If you’re scratching your head at the question, stop right now and rush out to pick up The Big Sleep, the first in Raymond Chandler‘s series of novels detailing the adventures of his fictional private detective.
But if you’re already familiar with Marlowe, you can cast your vote for the best cinematic rendition of the character in the poll below.
This post was originally inspired by novelist and screenwriter Carol Wolper‘s take on why the ideal Marlowe has yet to be captured on film (her essay ran in the Los Angeles Times magazine in 2010, but is no longer available online).
“Many have tried to bring this character to the big and small screen, but success has been elusive,” Wolper, who in the essay made a dubious claim to be a Chandler purist, wrote. “Yet the desire for another shot never goes away. Marlowe is like that person you keep trying to break up with because you know it won’t work out, but you can’t get her (or him) out of your mind.
“Maybe a 2010 Marlowe isn’t Caucasian. Or if so, maybe he’s not a complete loner. Maybe he has a pal. Maybe that pal is even female. As blasphemous as that may sound to die-hard noirists, maybe we can worship at the altar of Chandler without being a slave to the past.”
Here’s the comment we left following Wolper’s essay:
It’s Mitchum by a mile, even though he was too old for the part by the time he did Farewell, My Lovely.

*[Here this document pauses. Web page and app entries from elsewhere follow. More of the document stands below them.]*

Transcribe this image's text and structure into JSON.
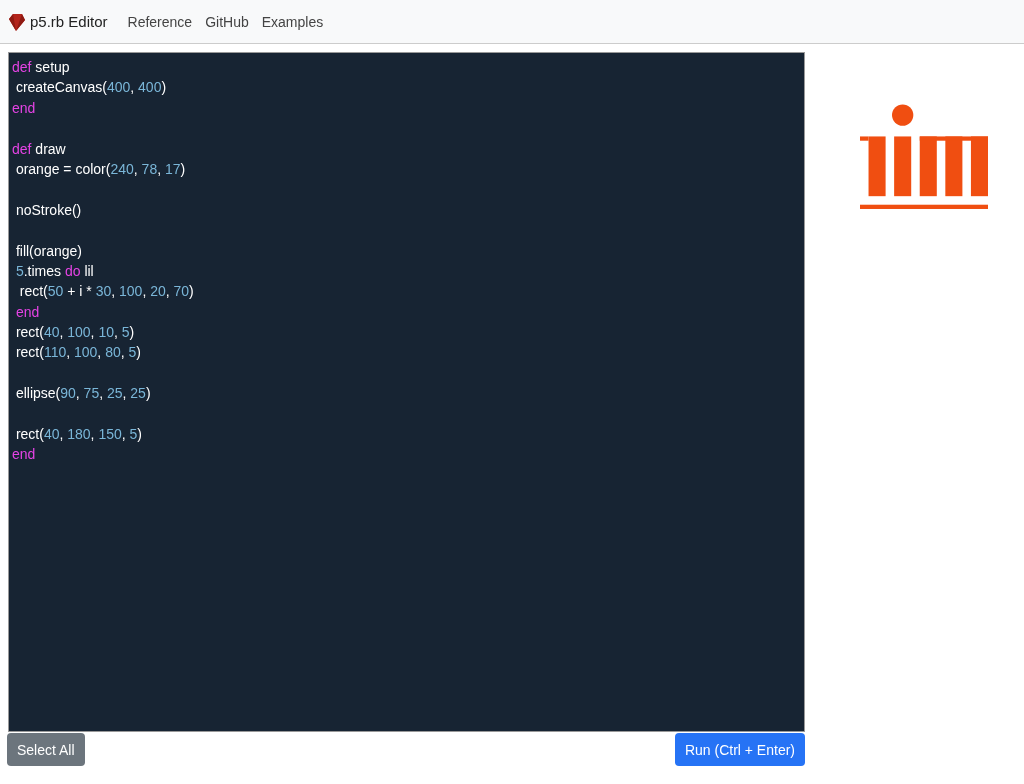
{
  "navbar": {
    "brand": "p5.rb Editor",
    "links": [
      "Reference",
      "GitHub",
      "Examples"
    ]
  },
  "editor": {
    "lines": [
      {
        "kind": "code",
        "tokens": [
          {
            "kind": "keyword",
            "text": "def"
          },
          {
            "kind": "plain",
            "text": " setup"
          }
        ]
      },
      {
        "kind": "code",
        "tokens": [
          {
            "kind": "plain",
            "text": " createCanvas("
          },
          {
            "kind": "number",
            "text": "400"
          },
          {
            "kind": "plain",
            "text": ", "
          },
          {
            "kind": "number",
            "text": "400"
          },
          {
            "kind": "plain",
            "text": ")"
          }
        ]
      },
      {
        "kind": "code",
        "tokens": [
          {
            "kind": "keyword",
            "text": "end"
          }
        ]
      },
      {
        "kind": "blank"
      },
      {
        "kind": "code",
        "tokens": [
          {
            "kind": "keyword",
            "text": "def"
          },
          {
            "kind": "plain",
            "text": " draw"
          }
        ]
      },
      {
        "kind": "code",
        "tokens": [
          {
            "kind": "plain",
            "text": " orange = color("
          },
          {
            "kind": "number",
            "text": "240"
          },
          {
            "kind": "plain",
            "text": ", "
          },
          {
            "kind": "number",
            "text": "78"
          },
          {
            "kind": "plain",
            "text": ", "
          },
          {
            "kind": "number",
            "text": "17"
          },
          {
            "kind": "plain",
            "text": ")"
          }
        ]
      },
      {
        "kind": "blank"
      },
      {
        "kind": "code",
        "tokens": [
          {
            "kind": "plain",
            "text": " noStroke()"
          }
        ]
      },
      {
        "kind": "blank"
      },
      {
        "kind": "code",
        "tokens": [
          {
            "kind": "plain",
            "text": " fill(orange)"
          }
        ]
      },
      {
        "kind": "code",
        "tokens": [
          {
            "kind": "number",
            "text": " 5"
          },
          {
            "kind": "plain",
            "text": ".times "
          },
          {
            "kind": "keyword",
            "text": "do"
          },
          {
            "kind": "plain",
            "text": " lil"
          }
        ]
      },
      {
        "kind": "code",
        "tokens": [
          {
            "kind": "plain",
            "text": "  rect("
          },
          {
            "kind": "number",
            "text": "50"
          },
          {
            "kind": "plain",
            "text": " + i * "
          },
          {
            "kind": "number",
            "text": "30"
          },
          {
            "kind": "plain",
            "text": ", "
          },
          {
            "kind": "number",
            "text": "100"
          },
          {
            "kind": "plain",
            "text": ", "
          },
          {
            "kind": "number",
            "text": "20"
          },
          {
            "kind": "plain",
            "text": ", "
          },
          {
            "kind": "number",
            "text": "70"
          },
          {
            "kind": "plain",
            "text": ")"
          }
        ]
      },
      {
        "kind": "code",
        "tokens": [
          {
            "kind": "keyword",
            "text": " end"
          }
        ]
      },
      {
        "kind": "code",
        "tokens": [
          {
            "kind": "plain",
            "text": " rect("
          },
          {
            "kind": "number",
            "text": "40"
          },
          {
            "kind": "plain",
            "text": ", "
          },
          {
            "kind": "number",
            "text": "100"
          },
          {
            "kind": "plain",
            "text": ", "
          },
          {
            "kind": "number",
            "text": "10"
          },
          {
            "kind": "plain",
            "text": ", "
          },
          {
            "kind": "number",
            "text": "5"
          },
          {
            "kind": "plain",
            "text": ")"
          }
        ]
      },
      {
        "kind": "code",
        "tokens": [
          {
            "kind": "plain",
            "text": " rect("
          },
          {
            "kind": "number",
            "text": "110"
          },
          {
            "kind": "plain",
            "text": ", "
          },
          {
            "kind": "number",
            "text": "100"
          },
          {
            "kind": "plain",
            "text": ", "
          },
          {
            "kind": "number",
            "text": "80"
          },
          {
            "kind": "plain",
            "text": ", "
          },
          {
            "kind": "number",
            "text": "5"
          },
          {
            "kind": "plain",
            "text": ")"
          }
        ]
      },
      {
        "kind": "blank"
      },
      {
        "kind": "code",
        "tokens": [
          {
            "kind": "plain",
            "text": " ellipse("
          },
          {
            "kind": "number",
            "text": "90"
          },
          {
            "kind": "plain",
            "text": ", "
          },
          {
            "kind": "number",
            "text": "75"
          },
          {
            "kind": "plain",
            "text": ", "
          },
          {
            "kind": "number",
            "text": "25"
          },
          {
            "kind": "plain",
            "text": ", "
          },
          {
            "kind": "number",
            "text": "25"
          },
          {
            "kind": "plain",
            "text": ")"
          }
        ]
      },
      {
        "kind": "blank"
      },
      {
        "kind": "code",
        "tokens": [
          {
            "kind": "plain",
            "text": " rect("
          },
          {
            "kind": "number",
            "text": "40"
          },
          {
            "kind": "plain",
            "text": ", "
          },
          {
            "kind": "number",
            "text": "180"
          },
          {
            "kind": "plain",
            "text": ", "
          },
          {
            "kind": "number",
            "text": "150"
          },
          {
            "kind": "plain",
            "text": ", "
          },
          {
            "kind": "number",
            "text": "5"
          },
          {
            "kind": "plain",
            "text": ")"
          }
        ]
      },
      {
        "kind": "code",
        "tokens": [
          {
            "kind": "keyword",
            "text": "end"
          }
        ]
      }
    ]
  },
  "buttons": {
    "select_all": "Select All",
    "run": "Run (Ctrl + Enter)"
  }
}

It’s too bad Dick Richards and Eliot Kastner didn’t choose to film The Long Goodbye instead; Mitchum’s age wouldn’t have mattered as much, given the elegiac quality of that novel, and it might have erased the bitter and lingering aftertaste of the Altman/Gould travesty, a picture so ill-conceived as to boggle the mind. The ending, particularly, was as inappropriate and off-the-mark as the tacked-on moralistic finish to Kazan’s A Streetcar Named Desire.
If anyone doubts that Mitchum, in his prime, was the perfect Marlowe, just rent Out of the Past (1947), a classic noir in which he plays a very Marlowe-esque detective. Mitchum was thirty in 1947, a perfectly suitable age for the early Marlowe stories, and he exhibits all the qualities one could hope for in a movie Marlowe.

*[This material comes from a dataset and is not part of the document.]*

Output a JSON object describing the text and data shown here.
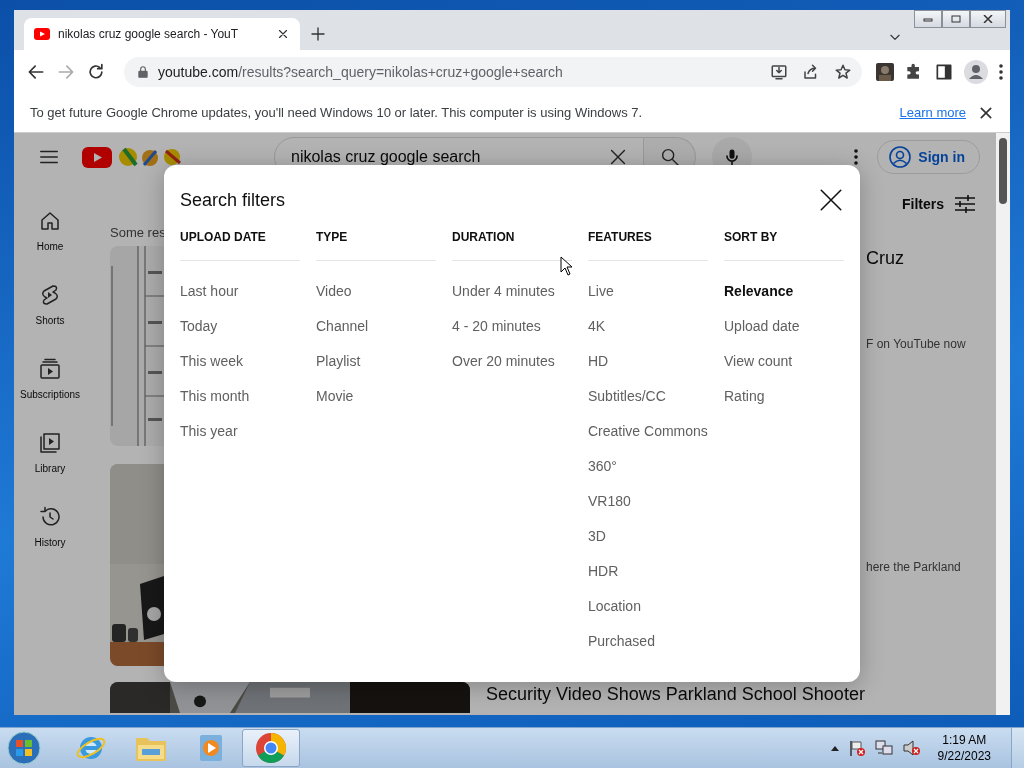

And we must strongly disagree with Carol Wolper that updating the character to the modern era is advisable or even acceptable (not to mention giving him a sidekick—sheesh!). There are plenty of modern-day characters yet to be adapted for the large and small screens. Leave Marlowe in Chandler’s vividly rendered past, or keep your hands off of him altogether. After all, Mad Men has shown us that a series must not have a contemporary setting to resonate with today’s viewers.
We wish Mitchum could have played Marlowe at a more appropriate age—he was a bit long in the tooth for the role in 1975—but he’s so right for Marlowe that he overcomes the age issue with ease. It’s Marlowe’s world-weariness that matters more than his age, and Mitchum had that in spades.

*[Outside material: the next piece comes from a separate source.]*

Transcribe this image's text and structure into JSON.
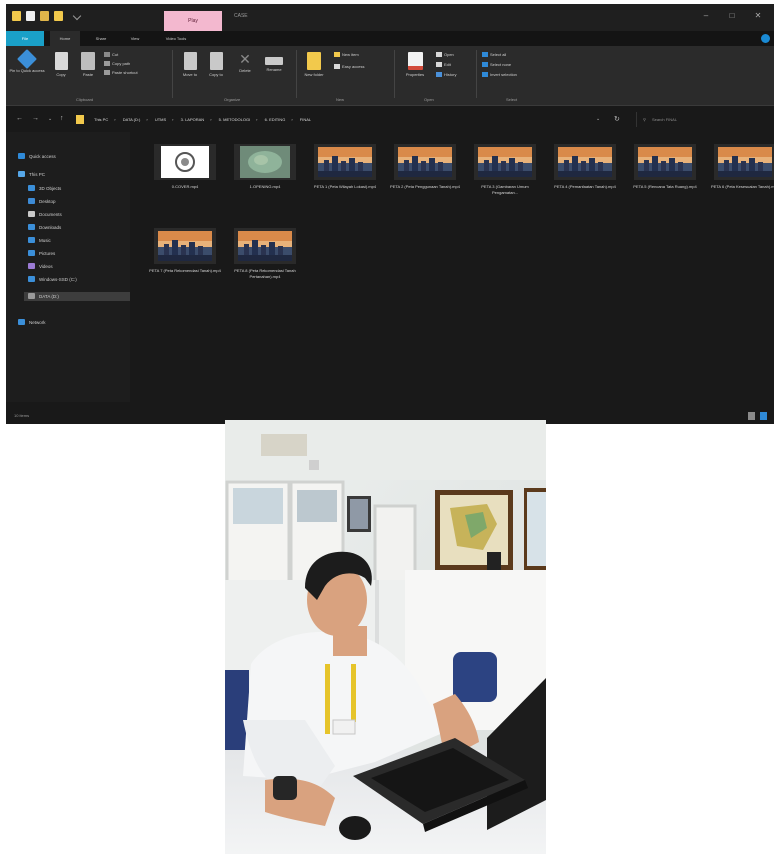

We rate Humphrey Bogart‘s Philip Marlowe in the original version of The Big Sleep, which was directed by Howard Hawks, second behind Mitchum, with Dick Powell, who broke out of his boy-singer rut in 1944’s Murder, My Sweet (the deep thinkers at RKO thought the title of Chandler’s second novel, Farewell, My Lovely, suggested a romance, not a hardboiled mystery—hence the title change) trailing closely behind in third.
So what do you say? Who’s your choice for the best cinematic embodiment of Chandler’s classic shamus? Cast your vote below.